"They all lived alone, and I don't know if they were legal immigrants," said Ahmed Tebet, who works at the New Way Supermarket grocery store next door to the fire.
One victim jumped from a window to escape the blaze, and the other four were found unconscious in one room, firefighters said.
It took 60 firefighters about 40 minutes to get control of the blaze, which was reported shortly before 7 a.m. on the top floor of a two-story building on 18th Avenue near New Utrecht Avenue in Brooklyn's Bensonhurst neighborhood.
Ahmed Tebet, who works at the New Way Supermarket grocery store next door to the fire, said the building was occupied by single young men from Guatemala who worked in construction and house painting.
They lived above a 99 Cent Plus Store in an ethnically mixed neighborhood - Italian, Arabic and Hispanic - of mostly single-family homes.
In recent years, a new wave of Latin American immigrants have moved to the neighborhood, which for decades was mostly populated by working-class Italian-Americans. Many young workers get up before dawn to line 18th Avenue, Bensonhurst's main artery, and wait to be picked up by contractors' vans for day jobs, sending their meager earnings to families back home.
3 Die in Fire at Brooklyn Apartment
Residents and merchants in the neighborhood said the apartment had three or four bedrooms and housed as many as 10 Guatemalan workers.
Emilio Chavez, 30, an immigrant from Guatemala who lives about a block away, said he usually came out about 7 a.m. to look for work. In the winter, he said, he only works about two days a week.

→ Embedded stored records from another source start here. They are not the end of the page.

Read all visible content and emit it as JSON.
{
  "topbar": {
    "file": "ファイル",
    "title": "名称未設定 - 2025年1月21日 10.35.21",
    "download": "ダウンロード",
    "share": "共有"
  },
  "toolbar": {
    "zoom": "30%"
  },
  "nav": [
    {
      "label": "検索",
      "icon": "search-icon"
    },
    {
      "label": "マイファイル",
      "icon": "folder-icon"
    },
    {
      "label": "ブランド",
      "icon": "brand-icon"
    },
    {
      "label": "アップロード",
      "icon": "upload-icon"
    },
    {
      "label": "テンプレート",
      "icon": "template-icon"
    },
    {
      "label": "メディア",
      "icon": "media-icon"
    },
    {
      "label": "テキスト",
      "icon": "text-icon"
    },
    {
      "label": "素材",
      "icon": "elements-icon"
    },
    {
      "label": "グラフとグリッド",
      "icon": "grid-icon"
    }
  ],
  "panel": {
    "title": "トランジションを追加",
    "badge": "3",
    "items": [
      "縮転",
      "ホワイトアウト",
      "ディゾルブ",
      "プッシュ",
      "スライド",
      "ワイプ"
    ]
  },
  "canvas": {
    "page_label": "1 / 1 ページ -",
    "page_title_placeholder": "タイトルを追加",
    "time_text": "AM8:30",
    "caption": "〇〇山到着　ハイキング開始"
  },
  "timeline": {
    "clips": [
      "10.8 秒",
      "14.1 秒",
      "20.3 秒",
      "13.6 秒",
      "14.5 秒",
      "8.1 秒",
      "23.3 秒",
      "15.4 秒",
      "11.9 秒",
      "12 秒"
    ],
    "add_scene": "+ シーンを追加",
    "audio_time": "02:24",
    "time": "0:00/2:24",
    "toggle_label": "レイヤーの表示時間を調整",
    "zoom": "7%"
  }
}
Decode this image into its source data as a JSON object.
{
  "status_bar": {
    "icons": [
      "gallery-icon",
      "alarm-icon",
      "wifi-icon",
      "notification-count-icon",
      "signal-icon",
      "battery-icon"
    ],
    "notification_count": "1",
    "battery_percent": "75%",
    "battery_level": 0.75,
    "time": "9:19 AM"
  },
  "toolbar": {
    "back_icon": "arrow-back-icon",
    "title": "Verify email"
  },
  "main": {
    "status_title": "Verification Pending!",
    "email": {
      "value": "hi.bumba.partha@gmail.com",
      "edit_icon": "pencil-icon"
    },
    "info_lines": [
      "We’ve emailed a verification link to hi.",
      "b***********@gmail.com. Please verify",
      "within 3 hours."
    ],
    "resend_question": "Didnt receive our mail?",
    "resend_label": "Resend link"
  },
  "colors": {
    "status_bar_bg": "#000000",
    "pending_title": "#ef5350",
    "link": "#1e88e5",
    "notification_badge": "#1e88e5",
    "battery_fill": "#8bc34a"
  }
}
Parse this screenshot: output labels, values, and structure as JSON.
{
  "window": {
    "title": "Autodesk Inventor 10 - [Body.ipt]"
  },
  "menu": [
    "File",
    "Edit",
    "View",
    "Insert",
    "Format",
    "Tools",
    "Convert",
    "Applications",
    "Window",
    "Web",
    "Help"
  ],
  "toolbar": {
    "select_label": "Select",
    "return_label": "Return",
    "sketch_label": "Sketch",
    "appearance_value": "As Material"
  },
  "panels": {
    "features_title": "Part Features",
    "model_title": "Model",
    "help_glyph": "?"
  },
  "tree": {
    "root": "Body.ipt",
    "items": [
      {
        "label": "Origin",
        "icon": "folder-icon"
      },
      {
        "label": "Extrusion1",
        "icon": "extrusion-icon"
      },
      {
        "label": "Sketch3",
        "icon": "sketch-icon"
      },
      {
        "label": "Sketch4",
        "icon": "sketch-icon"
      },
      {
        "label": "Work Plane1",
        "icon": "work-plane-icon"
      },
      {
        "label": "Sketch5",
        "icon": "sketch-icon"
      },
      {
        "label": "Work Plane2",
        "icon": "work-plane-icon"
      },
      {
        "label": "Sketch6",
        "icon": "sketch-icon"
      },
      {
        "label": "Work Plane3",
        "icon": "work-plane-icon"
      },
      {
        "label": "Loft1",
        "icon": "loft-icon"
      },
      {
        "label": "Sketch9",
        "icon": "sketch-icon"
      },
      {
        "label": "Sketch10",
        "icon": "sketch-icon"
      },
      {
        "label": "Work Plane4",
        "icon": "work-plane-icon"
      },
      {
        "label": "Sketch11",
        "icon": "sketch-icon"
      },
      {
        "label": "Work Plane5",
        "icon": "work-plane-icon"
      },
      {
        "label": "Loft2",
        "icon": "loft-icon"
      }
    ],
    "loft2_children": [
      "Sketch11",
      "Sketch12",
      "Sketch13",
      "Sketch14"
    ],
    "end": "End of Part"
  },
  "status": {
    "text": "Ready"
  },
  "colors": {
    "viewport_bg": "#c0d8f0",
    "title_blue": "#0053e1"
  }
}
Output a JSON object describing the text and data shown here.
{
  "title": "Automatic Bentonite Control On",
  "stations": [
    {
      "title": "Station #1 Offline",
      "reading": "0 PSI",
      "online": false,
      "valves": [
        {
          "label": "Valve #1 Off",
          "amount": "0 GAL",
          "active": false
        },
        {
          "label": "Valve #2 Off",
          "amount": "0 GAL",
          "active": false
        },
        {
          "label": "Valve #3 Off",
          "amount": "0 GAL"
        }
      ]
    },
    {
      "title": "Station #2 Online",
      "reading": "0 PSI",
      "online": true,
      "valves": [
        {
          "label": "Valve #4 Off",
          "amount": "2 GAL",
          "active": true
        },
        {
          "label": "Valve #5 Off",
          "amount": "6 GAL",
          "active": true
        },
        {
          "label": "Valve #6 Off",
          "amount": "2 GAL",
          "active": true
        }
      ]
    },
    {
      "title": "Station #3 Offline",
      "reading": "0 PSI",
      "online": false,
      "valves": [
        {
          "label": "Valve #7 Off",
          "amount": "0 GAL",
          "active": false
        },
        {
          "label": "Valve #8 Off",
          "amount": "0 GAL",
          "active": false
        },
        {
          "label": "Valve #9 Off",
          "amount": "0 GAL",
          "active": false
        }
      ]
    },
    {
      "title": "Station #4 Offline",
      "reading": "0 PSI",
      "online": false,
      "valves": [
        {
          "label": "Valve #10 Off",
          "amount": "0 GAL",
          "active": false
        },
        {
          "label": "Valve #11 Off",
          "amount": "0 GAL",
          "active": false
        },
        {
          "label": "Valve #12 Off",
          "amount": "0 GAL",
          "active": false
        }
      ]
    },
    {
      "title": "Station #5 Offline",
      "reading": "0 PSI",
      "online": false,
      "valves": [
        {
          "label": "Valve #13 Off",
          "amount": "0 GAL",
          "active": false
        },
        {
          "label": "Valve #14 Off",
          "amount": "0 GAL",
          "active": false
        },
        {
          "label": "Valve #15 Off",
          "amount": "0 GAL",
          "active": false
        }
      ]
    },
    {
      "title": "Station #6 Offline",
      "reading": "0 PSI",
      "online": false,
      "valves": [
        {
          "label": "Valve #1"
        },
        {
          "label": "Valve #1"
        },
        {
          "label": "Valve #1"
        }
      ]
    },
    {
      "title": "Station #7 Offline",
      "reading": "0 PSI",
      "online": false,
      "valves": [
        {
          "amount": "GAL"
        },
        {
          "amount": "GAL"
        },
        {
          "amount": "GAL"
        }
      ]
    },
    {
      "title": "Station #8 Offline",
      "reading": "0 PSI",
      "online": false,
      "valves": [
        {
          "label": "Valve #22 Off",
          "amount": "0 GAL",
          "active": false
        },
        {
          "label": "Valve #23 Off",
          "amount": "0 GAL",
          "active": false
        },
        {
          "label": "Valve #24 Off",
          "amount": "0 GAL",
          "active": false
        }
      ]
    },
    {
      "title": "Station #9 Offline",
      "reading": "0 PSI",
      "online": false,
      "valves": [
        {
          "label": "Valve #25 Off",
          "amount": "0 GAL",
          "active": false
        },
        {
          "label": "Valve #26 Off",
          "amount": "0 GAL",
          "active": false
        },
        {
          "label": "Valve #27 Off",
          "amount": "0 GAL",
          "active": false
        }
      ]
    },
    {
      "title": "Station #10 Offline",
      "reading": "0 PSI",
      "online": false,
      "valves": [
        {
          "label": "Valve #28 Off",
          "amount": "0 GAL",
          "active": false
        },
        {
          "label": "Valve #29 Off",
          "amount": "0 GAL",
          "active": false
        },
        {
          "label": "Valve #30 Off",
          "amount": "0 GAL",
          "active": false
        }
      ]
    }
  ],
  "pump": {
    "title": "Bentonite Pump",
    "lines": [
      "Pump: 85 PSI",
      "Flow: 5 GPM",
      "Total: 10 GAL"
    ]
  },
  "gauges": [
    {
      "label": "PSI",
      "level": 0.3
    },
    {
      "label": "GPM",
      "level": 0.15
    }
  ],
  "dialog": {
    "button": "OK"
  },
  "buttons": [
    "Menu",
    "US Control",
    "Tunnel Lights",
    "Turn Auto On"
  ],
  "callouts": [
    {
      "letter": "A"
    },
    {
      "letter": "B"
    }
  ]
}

When it is warm, he said, he works nearly every day, usually making about $80 per day.
Mr. Chavez said the four-bedroom apartment where he lives in is usually occupied by nine or 10 men at a time.
“I worry about fires,” he said. “Yes, maybe my apartment catch fire, too.”
Photo from 1010WINS.